But when we take a look at their full-backs, only Jordi Alba stands out among the other full-backs in the top five leagues when we measure the key passes and xA (expected assists) per 90 minutes.

Of course, when it comes to Neymar, only Alba matters since he is the one who’ll be tasked with overlapping on the left side and it seems that the Spaniard can still hold his own despite a slight dip in form as of late.

With 0.68 key passes and 0.14 xA per 90, Alba is still well above average in both metrics and could still be a good choice for Barcelona for at least a couple more years. 

But that’s only the left side of the pitch, which is generally far more dangerous and active in the attacking phase and Neymar’s arrival would only enhance that contrast between the flanks and wouldn’t do much to solve the bigger issue that is the right-wing.

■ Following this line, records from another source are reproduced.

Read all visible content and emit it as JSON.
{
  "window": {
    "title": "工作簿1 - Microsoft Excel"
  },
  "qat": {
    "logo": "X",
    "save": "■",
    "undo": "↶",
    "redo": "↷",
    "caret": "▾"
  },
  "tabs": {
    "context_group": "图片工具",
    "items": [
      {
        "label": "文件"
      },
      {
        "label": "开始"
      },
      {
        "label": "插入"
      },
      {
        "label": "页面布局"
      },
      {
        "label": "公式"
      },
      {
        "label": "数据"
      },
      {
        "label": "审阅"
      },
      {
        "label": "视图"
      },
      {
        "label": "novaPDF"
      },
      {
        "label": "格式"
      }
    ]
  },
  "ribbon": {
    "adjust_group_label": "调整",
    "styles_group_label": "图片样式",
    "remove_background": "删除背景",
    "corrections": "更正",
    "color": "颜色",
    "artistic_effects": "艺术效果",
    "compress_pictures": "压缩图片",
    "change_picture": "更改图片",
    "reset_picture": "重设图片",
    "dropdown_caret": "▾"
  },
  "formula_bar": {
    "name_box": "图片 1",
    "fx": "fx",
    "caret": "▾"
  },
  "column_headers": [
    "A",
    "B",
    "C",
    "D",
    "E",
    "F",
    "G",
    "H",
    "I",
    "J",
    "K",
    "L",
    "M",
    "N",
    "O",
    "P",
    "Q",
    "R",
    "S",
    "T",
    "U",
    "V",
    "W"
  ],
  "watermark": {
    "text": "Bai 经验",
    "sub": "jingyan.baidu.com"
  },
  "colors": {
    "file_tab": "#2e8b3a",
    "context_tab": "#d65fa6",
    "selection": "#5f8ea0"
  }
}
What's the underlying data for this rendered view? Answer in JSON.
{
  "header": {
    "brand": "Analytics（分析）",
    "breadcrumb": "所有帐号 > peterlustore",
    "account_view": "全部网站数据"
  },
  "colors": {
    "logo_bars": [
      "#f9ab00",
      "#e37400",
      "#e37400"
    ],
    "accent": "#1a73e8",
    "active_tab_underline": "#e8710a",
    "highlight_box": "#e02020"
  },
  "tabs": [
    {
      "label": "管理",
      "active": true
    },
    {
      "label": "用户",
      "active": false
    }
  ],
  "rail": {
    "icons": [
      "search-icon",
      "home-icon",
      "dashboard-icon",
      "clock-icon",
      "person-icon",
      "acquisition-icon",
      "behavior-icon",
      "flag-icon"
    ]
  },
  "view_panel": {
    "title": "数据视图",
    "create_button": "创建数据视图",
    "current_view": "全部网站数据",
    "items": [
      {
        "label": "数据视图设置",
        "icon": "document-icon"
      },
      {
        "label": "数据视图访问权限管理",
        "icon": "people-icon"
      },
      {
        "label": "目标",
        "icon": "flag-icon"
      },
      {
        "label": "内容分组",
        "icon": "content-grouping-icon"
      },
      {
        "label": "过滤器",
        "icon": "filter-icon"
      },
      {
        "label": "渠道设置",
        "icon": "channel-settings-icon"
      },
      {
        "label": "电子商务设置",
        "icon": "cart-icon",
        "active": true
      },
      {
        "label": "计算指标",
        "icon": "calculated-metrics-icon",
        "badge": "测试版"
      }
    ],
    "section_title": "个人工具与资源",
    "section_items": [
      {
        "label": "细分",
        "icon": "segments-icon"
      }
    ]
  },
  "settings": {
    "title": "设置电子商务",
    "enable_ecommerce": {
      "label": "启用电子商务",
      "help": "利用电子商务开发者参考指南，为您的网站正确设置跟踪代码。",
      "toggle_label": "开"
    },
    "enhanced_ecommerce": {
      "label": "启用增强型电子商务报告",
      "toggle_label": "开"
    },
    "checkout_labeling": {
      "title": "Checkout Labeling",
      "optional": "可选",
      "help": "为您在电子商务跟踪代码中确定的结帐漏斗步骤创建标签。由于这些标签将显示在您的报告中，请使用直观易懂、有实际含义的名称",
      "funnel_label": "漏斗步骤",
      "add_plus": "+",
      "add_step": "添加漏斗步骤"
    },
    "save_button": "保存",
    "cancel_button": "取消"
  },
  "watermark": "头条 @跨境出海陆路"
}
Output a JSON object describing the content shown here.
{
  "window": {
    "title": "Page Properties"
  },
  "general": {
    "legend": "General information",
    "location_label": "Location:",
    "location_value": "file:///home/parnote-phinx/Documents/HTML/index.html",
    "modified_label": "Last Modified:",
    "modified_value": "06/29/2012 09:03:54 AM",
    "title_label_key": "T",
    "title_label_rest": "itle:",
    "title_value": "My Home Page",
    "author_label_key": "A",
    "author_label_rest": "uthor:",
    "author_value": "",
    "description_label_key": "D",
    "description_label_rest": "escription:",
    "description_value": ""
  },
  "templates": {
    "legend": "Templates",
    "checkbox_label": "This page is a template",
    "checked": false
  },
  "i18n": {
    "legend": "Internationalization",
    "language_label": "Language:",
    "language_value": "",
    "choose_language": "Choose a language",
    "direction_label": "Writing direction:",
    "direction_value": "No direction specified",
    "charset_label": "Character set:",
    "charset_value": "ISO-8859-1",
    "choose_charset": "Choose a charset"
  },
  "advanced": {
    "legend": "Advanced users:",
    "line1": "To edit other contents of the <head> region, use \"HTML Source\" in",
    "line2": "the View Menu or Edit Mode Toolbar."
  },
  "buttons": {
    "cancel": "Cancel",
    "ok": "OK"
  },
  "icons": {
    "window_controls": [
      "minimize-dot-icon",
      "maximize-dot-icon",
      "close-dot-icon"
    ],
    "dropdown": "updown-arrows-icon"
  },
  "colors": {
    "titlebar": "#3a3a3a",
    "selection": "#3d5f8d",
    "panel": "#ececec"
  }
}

At the end of the day, however, that is not the purpose of his signing and Barcelona will have to look elsewhere for a solution to that particular problem.

Final Remarks

We don’t know how the partnership between Messi and Neymar would look like today and the two players being so similar in profile might pose a problem. But Barcelona need someone to successfully take some burden off of Messi’s back and with Neymar’s quality and ability to both be a facilitator and an aggressive winger, saying he wouldn’t solve at least some of their issues is a stretch.

He may not be a traditional width provider nor a player who exclusively attacks space but he is still one of the best players on the planet and as close as Barcelona can get to a Messi-esque individual on the pitch.

Whether they truly do make it work, if the transfer happens, remains to be seen and it will ultimately fall on Setien’s plate to somehow squeeze the Brazilian into his tactics.

I’ve been a Barcelona fan for more than half of my life. What started as blind love is slowly turning into professional writing. Now, I get to write about Barca, analyse them, and voice my opinions on them across platforms. I’m happy to be a part of this big project.